At 18 years old, Beniers would be one of the youngest players in the NHL — the average age of which is 27 years old.  However, youth has never been an issue for Beniers. 

When Beniers was just 17, he was named an assistant captain for the U.S. National Team Development Program, ranking second in scoring for the season and tallying 18 goals and 23 assists. 

As one of the youngest players on the Wolverines roster this past season, Beniers put up 10 goals which tied for the most on the team in Michigan’s 26 games. 

Most recently, he competed for the U.S. in the IIHF World Championships, playing with and against much older and larger players, some of whom were already playing professionally. While he said the speed of the game did take some adjusting, the experience built up his confidence in terms of playing at the next level. 

But after a case of COVID-19 cut the Wolverines’ season short, Beniers feels he has some unfinished business in Ann Arbor. 

“For me, I’m definitely leaning towards coming back,” he told reporters on Thursday. “Got a really good group coming back, a lot of good players. We’re gonna get a real run at a national title, I think, and I definitely want to win a Big Ten championship. (Defenseman Owen Power) is kind of leaning towards coming back, so that’d be fun if he came back and we got kind of the whole crew back together and gave it another go.”

Beniers, Power and forward Kent Johnson are all projected top-10 picks for the July draft and will likely have the opportunity to sign pro contracts soon after. Their draft potential has been talked about long before they stepped on the ice in Michigan sweaters and the decisions they make will have a profound impact on the Wolverines’ outlook for the upcoming season. Last year, the trio combined for 22 goals and 45 assists. 

Though Beniers is leaning towards returning, there are many factors left to consider. Before making a final call, he’ll wait to see which team drafts him and what they think of his preparedness, describing it as “a family decision.” He needs to think not only about his readiness as a player but also as a person. 
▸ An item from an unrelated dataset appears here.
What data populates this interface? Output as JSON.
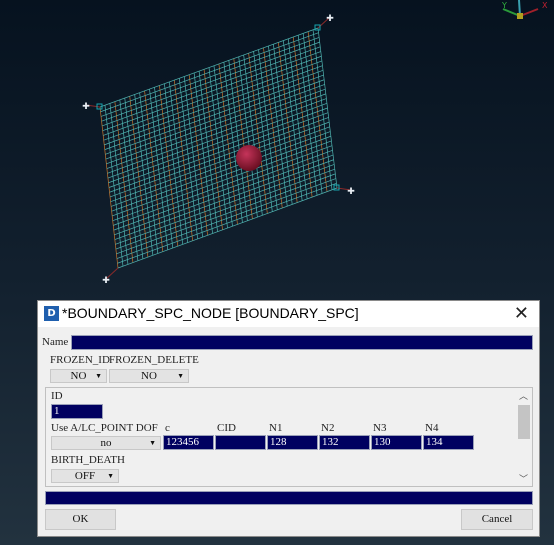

“If I’m ready hockey-wise and if I’m ready mentally as a person (I’ll go),” Beniers said. “It’s a big step. I’m only 18. I’d love to be in college, kind of have a college life, especially after last year, we didn’t really get the full college experience. If you’re going to leave, you’re gonna have to go live on your own or with a roommate and kind of become a pro — become an adult. If I’m ready to make that jump and I’m ready as a hockey player, then it might be the right thing. But if not, then I think it’s the right thing to come back.”

When asked about the recent changes in name, image and likeness (NIL) regulation in the NCAA, Beniers said it will have no bearings on what he decides to do. Whatever the outcome, this decision will be based on school and hockey alone.